“Brands have moved from investing in or supporting women's sports as the corporate social responsibility movement of ‘It's the right thing to do. We should do it. It makes us look good,’ to understanding now that while they still get some of that for investing in women's sport, they're now getting huge return on investment,” Pegoraro said.

Darvin said it’s a case of sponsors “catching on finally” to a trend that will only continue.

“This is a space where they can advertise and see a lot of pretty good return on investment from that advertising,” she said. “It's almost shocking that it's taken this long, but Caitlin Clark has definitely helped.”

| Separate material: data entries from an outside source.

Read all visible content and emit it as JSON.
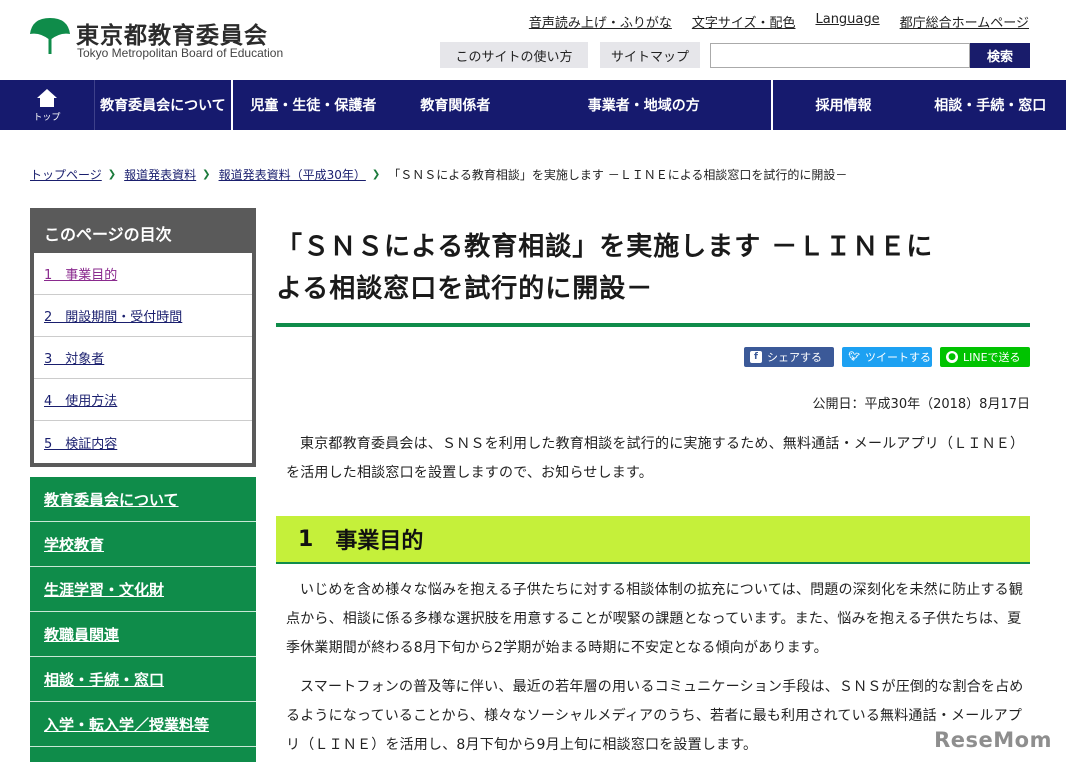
{
  "header": {
    "logo_jp": "東京都教育委員会",
    "logo_en": "Tokyo Metropolitan Board of Education",
    "top_links": [
      "音声読み上げ・ふりがな",
      "文字サイズ・配色",
      "Language",
      "都庁総合ホームページ"
    ],
    "usage_btn": "このサイトの使い方",
    "sitemap_btn": "サイトマップ",
    "search_value": "",
    "search_btn": "検索"
  },
  "nav": {
    "home_label": "トップ",
    "items": [
      "教育委員会について",
      "児童・生徒・保護者",
      "教育関係者",
      "事業者・地域の方",
      "採用情報",
      "相談・手続・窓口"
    ]
  },
  "breadcrumb": {
    "items": [
      "トップページ",
      "報道発表資料",
      "報道発表資料（平成30年）"
    ],
    "current": "「ＳＮＳによる教育相談」を実施します －ＬＩＮＥによる相談窓口を試行的に開設－"
  },
  "toc": {
    "title": "このページの目次",
    "items": [
      "1　事業目的",
      "2　開設期間・受付時間",
      "3　対象者",
      "4　使用方法",
      "5　検証内容"
    ]
  },
  "sidemenu": {
    "items": [
      "教育委員会について",
      "学校教育",
      "生涯学習・文化財",
      "教職員関連",
      "相談・手続・窓口",
      "入学・転入学／授業料等"
    ]
  },
  "main": {
    "title_line1": "「ＳＮＳによる教育相談」を実施します －ＬＩＮＥに",
    "title_line2": "よる相談窓口を試行的に開設－",
    "share": {
      "facebook": "シェアする",
      "twitter": "ツイートする",
      "line": "LINEで送る"
    },
    "pubdate": "公開日：平成30年（2018）8月17日",
    "intro": "東京都教育委員会は、ＳＮＳを利用した教育相談を試行的に実施するため、無料通話・メールアプリ（ＬＩＮＥ）を活用した相談窓口を設置しますので、お知らせします。",
    "section1": {
      "num": "1",
      "title": "事業目的",
      "para1": "いじめを含め様々な悩みを抱える子供たちに対する相談体制の拡充については、問題の深刻化を未然に防止する観点から、相談に係る多様な選択肢を用意することが喫緊の課題となっています。また、悩みを抱える子供たちは、夏季休業期間が終わる8月下旬から2学期が始まる時期に不安定となる傾向があります。",
      "para2": "スマートフォンの普及等に伴い、最近の若年層の用いるコミュニケーション手段は、ＳＮＳが圧倒的な割合を占めるようになっていることから、様々なソーシャルメディアのうち、若者に最も利用されている無料通話・メールアプリ（ＬＩＮＥ）を活用し、8月下旬から9月上旬に相談窓口を設置します。"
    }
  },
  "watermark": "ReseMom",
  "colors": {
    "nav_bg": "#161a6e",
    "green": "#0f8c4a",
    "lime": "#c5f03a",
    "facebook": "#3b5998",
    "twitter": "#1da1f2",
    "line": "#00c300"
  }
}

Caitlin Clark's starpower may be a first for women's basketball, but it's reaching a crescendo because of all the women who pushed the game forward before her. (Aaron J. Thornton/Getty Images)
Caitlin Clark's starpower may be a first for women's basketball, but it's reaching a crescendo because of all the women who pushed the game forward before her. (Aaron J. Thornton/Getty Images) (Aaron J. Thornton via Getty Images)

Clark announced she will enter the 2024 WNBA Draft, where she’s expected to go No. 1 to the Indiana Fever on April 15. Stanford star center Cameron Brink also declared and is expected to go No. 2. Paige Bueckers said she will stay at UConn after missing last year rehabbing an ACL injury, and LSU’s Angel Reese is undecided.

All four are Naismith semifinalists and among the household names in a tournament that holds more of them than the men’s side. Joining them on the 10-player list are three freshmen: Madison Booker (Texas), Hannah Hidalgo (Notre Dame) and JuJu Watkins (USC), who will ascend as faces of the game in Clark's and Brink’s absence.

“There's a lot of them sort of circling, probably saying, ‘Hey, Caitlin's having her moment and we're ready to be the next one in the light,’” Pegoraro said. “There's many other players that are willing to step right in and it's going to be important that their teams and their conferences support them and build campaigns around them to keep those viewership lines down around the block and ticket sales going and merchandise flying off the shelves.”

Generations of pushing the game forward, and now Clark standing atop the college basketball landscape, will make that easier. Those conference, school and business entities are in a better position than they’ve ever been to support the next generation.

Multiple conferences have positions focused solely on women’s basketball, allowing them to provide environments conducive to their sports’ growth, and not just following the men’s model. As for businesses, Clark is a singular talent, but it’s now hard to deny that investment will yield an increasingly high return when it comes to women’s basketball.

That’s what the generations before her had been saying all along.

"They’d all probably put aside the bittersweet and go, 'This is amazing. This is what we knew was always there in our game,'" Pegoraro said. "This is what we knew that people would really buy into if they could finally see it, which they're doing. Finally."